The legal right to cancel a contract signed on your doorstep has been reinforced following a landmark Supreme Court ruling.

Shoppers currently enjoy more protection when buying goods and services and greater rights when things go wrong after the Consumer Contracts Regulations came into force on 13 June this year (see our Consumer Rights guide).

The Regulations says that where a trader gives notice of cancellation, the customer can cancel within 14 calendar days. If traders fail to give notice of a customers' cancellation rights, customers can cancel up to 12 months later, plus an additional 14 days from the date the cancellation period would have started.

Under the previous rules, customers had seven days to cancel their contract and traders also had to give customers written notice of their right to cancel, although there was nothing explicit saying that if traders failed to give notice of customers' right to cancel, they'd still be able to do so.

However, in a case that sets a legal precedent in all courts across England and Wales, the Supreme Court this month confirmed that these rights also apply to contracts entered before 13 June 2014.

What was the case about?

The case centres around Toby Robertson and trader Swift, which Robertson contacted to get a quote about moving furniture. Here's what happened:

  • In July 2011, Swift visited Robertson twice at his home after Robertson had phoned asking for a quote to move some furniture. On the second visit, Robertson signed a contract and paid Swift a £1,000 deposit for the service. Robertson was never told about his right to cancel.

  • Three days later, after finding cheaper quotes for the service elsewhere, Robertson tried to cancel. He initially agreed to pay 50% of the contract price to cancel as set out in Swift's terms and conditions, but later refused saying he had no liability for the charges.

  • The case was taken to a small claims court where Swift wanted to recover the cancellation costs and Robertson also launched a counter claim for the return of his deposit.

  • However the judge ruled in Swift's favour saying 2008 rules on doorstep selling didn't apply as the contract hadn't been signed during a single visit to Robertson's home.

  • Robertson appealed this decision and the case was taken to the Court of Appeal. It said the regulations weren't enforceable as Swift hadn't given Robertson notice of his right to cancel.

  • So Robertson then appealed the decision at the Supreme Court.

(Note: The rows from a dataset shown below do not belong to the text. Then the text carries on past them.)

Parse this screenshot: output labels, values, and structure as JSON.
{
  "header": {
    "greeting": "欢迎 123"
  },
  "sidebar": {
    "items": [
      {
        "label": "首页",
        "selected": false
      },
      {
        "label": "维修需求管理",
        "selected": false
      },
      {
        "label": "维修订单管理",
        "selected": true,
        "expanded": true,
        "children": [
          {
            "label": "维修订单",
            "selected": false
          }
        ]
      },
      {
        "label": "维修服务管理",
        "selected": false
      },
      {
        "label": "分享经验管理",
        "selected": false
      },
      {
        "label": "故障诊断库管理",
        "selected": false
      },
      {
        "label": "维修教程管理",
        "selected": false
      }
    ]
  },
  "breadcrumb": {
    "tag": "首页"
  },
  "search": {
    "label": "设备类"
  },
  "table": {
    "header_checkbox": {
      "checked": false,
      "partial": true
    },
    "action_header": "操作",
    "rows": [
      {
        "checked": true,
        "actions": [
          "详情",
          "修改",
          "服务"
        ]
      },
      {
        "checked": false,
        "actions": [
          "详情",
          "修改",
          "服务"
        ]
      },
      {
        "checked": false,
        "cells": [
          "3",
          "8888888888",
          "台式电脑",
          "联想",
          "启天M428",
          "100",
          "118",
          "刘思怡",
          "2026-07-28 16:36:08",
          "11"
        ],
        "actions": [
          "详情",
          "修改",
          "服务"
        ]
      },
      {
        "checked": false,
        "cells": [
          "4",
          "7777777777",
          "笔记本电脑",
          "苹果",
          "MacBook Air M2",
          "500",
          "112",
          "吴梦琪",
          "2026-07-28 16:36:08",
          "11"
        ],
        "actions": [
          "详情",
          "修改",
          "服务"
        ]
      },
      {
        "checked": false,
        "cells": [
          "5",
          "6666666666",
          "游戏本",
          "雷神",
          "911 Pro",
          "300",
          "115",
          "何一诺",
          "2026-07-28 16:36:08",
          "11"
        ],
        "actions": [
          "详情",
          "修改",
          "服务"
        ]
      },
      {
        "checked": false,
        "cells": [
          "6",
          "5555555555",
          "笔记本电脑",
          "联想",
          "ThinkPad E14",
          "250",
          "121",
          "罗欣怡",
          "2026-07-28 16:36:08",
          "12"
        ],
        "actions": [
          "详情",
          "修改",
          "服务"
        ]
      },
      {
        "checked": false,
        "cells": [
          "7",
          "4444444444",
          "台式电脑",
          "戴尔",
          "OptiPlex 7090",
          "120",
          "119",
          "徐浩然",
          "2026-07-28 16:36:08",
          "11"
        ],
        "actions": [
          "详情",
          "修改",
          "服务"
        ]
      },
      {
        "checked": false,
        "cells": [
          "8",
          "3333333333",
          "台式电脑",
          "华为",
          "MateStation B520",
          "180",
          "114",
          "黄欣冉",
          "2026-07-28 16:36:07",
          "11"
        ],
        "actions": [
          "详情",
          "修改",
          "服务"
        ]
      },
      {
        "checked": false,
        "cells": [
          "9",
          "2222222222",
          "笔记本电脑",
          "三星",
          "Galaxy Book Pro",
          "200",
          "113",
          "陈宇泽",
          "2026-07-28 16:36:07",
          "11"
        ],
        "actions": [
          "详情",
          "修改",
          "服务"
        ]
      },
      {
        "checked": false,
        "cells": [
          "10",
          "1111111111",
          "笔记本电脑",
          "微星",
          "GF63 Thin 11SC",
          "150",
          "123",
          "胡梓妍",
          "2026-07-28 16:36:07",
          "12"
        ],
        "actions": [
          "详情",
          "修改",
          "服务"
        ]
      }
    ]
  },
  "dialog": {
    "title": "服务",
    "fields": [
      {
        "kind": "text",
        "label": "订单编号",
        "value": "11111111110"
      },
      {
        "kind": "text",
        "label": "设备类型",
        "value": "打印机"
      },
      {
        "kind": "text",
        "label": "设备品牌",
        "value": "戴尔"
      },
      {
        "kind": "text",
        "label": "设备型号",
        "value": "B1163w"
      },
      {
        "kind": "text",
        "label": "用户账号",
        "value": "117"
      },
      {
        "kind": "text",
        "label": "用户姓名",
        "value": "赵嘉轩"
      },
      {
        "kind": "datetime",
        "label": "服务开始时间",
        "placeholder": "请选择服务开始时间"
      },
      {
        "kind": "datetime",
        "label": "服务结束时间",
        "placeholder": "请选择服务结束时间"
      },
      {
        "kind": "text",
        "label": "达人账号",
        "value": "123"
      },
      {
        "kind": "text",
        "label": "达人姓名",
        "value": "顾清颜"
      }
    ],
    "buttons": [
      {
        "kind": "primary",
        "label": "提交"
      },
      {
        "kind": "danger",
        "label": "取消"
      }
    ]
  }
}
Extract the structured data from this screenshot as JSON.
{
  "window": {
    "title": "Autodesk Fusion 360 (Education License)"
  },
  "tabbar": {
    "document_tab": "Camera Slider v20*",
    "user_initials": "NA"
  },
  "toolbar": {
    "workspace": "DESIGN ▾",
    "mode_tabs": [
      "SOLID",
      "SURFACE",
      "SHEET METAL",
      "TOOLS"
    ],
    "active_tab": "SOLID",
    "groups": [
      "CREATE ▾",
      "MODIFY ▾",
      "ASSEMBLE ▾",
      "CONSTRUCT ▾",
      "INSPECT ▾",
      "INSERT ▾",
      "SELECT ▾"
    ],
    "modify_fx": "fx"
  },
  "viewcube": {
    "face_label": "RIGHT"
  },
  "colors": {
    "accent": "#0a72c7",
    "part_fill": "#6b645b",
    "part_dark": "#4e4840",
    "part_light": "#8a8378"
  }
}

At this stage the Office of Fair Trading (OFT) – the predecessor to the Competition and Markets Authority (CMA) – got involved as it was concerned a decision against Robertson could be misused by unscrupulous doorstep traders by not giving customers notice of their right to cancel and persuading them to pay large sums of money in advance, which they could refuse to repay if the shopper tried to cancel.

  • The Supreme Court ruled in Robertson's favour saying that failure by a trader to give written notice of the right to cancel, does not deprive a consumer of their right to cancel a doorstep contract.

'Good news for consumers'

Nisha Arora, CMA senior director of consumer, says: "This judgment is good news for consumers and an important reminder to businesses to givetheir consumers notice of their cancellation rights where the law requires it."